I have to declare an interest here. I am one of many people who think that KM and social software tools are made for each other. However, we’re still working out how to use these tools in our organisations and what the implications will be for the future of work. The more resources we have to help us, the better.

Catch-up with Peter Williams of Deloitte Digital – the intersection of digital and professional services

I had a very interesting meeting yesterday with Deloitte Digital's CEO Peter Williams, someone who is always on the vanguard of innovation in professional services. A few things he mentioned about what they're up to:

* Yammer (enterprise micro-blogging) has taken off and is getting substantial use across Deloitte Australia. They did a security test on Yammer for some clients and it came out solid. They are still using the free version though are talking to Yammer about a paid version.

* Deloitte has implemented an internal 'Innovation Academy' which among other functions enables idea submission and voting, which they've created by mashing up several tools. The system has generated ideas already worth $15 million to the company.

* One of the ideas was GreenID, a joint venture between Deloitte, Edentiti and Global Data Company that provides fast online identity verification for clients who have traditionally done this offline.

* They have also created an XBRL gateway to facilitate conversion of accounts into XBRL format.

* A collaboration with Cooperative Research Centre ACID yielded an interesting visualization and view of the mental models of how ideas are generated in the professional services frontline.

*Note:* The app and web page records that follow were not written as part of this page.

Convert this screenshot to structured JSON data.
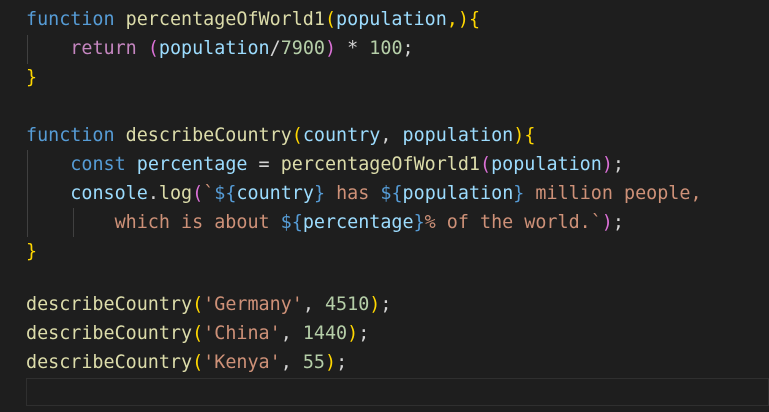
{
  "editor": {
    "lines": [
      {
        "tokens": [
          "function",
          "percentageOfWorld1",
          "(",
          "population",
          ",)",
          "{"
        ]
      },
      {
        "tokens": [
          "return",
          "(",
          "population",
          "/",
          "7900",
          ")",
          " * ",
          "100",
          ";"
        ]
      },
      {
        "tokens": [
          "}"
        ]
      },
      {
        "tokens": []
      },
      {
        "tokens": [
          "function",
          "describeCountry",
          "(",
          "country",
          ", ",
          "population",
          ")",
          "{"
        ]
      },
      {
        "tokens": [
          "const",
          "percentage",
          " = ",
          "percentageOfWorld1",
          "(",
          "population",
          ")",
          ";"
        ]
      },
      {
        "tokens": [
          "console",
          ".",
          "log",
          "(",
          "`",
          "${",
          "country",
          "}",
          " has ",
          "${",
          "population",
          "}",
          " million people,"
        ]
      },
      {
        "tokens": [
          "which is about ",
          "${",
          "percentage",
          "}",
          "% of the world.`",
          ")",
          ";"
        ]
      },
      {
        "tokens": [
          "}"
        ]
      },
      {
        "tokens": []
      },
      {
        "tokens": [
          "describeCountry",
          "(",
          "'Germany'",
          ", ",
          "4510",
          ")",
          ";"
        ]
      },
      {
        "tokens": [
          "describeCountry",
          "(",
          "'China'",
          ", ",
          "1440",
          ")",
          ";"
        ]
      },
      {
        "tokens": [
          "describeCountry",
          "(",
          "'Kenya'",
          ", ",
          "55",
          ")",
          ";"
        ]
      }
    ]
  },
  "colors": {
    "background": "#1e1e1e",
    "keyword": "#569cd6",
    "control": "#c586c0",
    "function": "#dcdcaa",
    "variable": "#9cdcfe",
    "string": "#ce9178",
    "number": "#b5cea8"
  }
}
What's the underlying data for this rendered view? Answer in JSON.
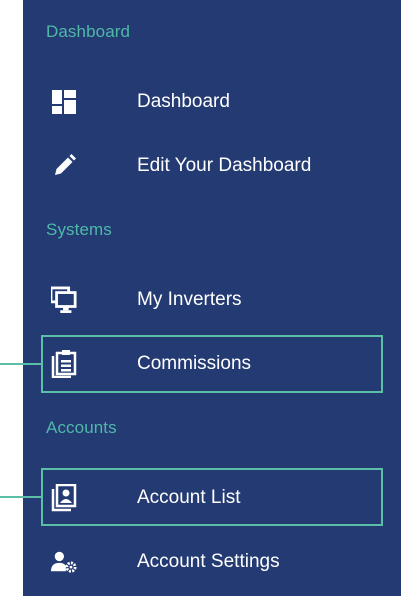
{
  "sections": [
    {
      "title": "Dashboard",
      "items": [
        {
          "label": "Dashboard",
          "icon": "dashboard-grid-icon"
        },
        {
          "label": "Edit Your Dashboard",
          "icon": "pencil-icon"
        }
      ]
    },
    {
      "title": "Systems",
      "items": [
        {
          "label": "My Inverters",
          "icon": "monitor-icon"
        },
        {
          "label": "Commissions",
          "icon": "clipboard-icon",
          "highlighted": true
        }
      ]
    },
    {
      "title": "Accounts",
      "items": [
        {
          "label": "Account List",
          "icon": "contact-card-icon",
          "highlighted": true
        },
        {
          "label": "Account Settings",
          "icon": "user-settings-icon"
        }
      ]
    }
  ],
  "colors": {
    "sidebar_bg": "#233a73",
    "section_title": "#4fb9a8",
    "highlight": "#5bbfa8",
    "label": "#ffffff"
  }
}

Unfortunately this is not available online yet.

Lots of nice things happening here.

I recently wrote from my own experience about Six high-return initiatives for driving innovation in professional services, and Chapter 9 of my book Living Networks is primarily about how digital channels are changing how professional services firms operate.

Paris Hilton and the iPhone – I said it first

A CNN blog titled its story Is the iPhone really the Paris Hilton of mobile phones?, referring to a recent report saying that iPhone's are not profitable for telecom firms.

It says that the term first appeared on December 5, 2008 in a newsletter from Strand Consult, referred to in an ITWire story titled iPhone - the Paris Hilton of mobile phones?

Well, for what it's worth, I said it in September 2008. Following is an excerpt from my opening keynote for a five-city national roadshow for Optus Business, just after the iPhone was launched.

I don't think I was making quite the same point though - the iPhone was enormously glamorized, feted on all sides for a couple of months, truly the center of attention, just over a year ago. However the difference with Paris Hilton is that the iPhone has great social value.

BTW I haven't managed to track down the author of the photo in the movie - please get in touch if you want attribution or for me not to use it.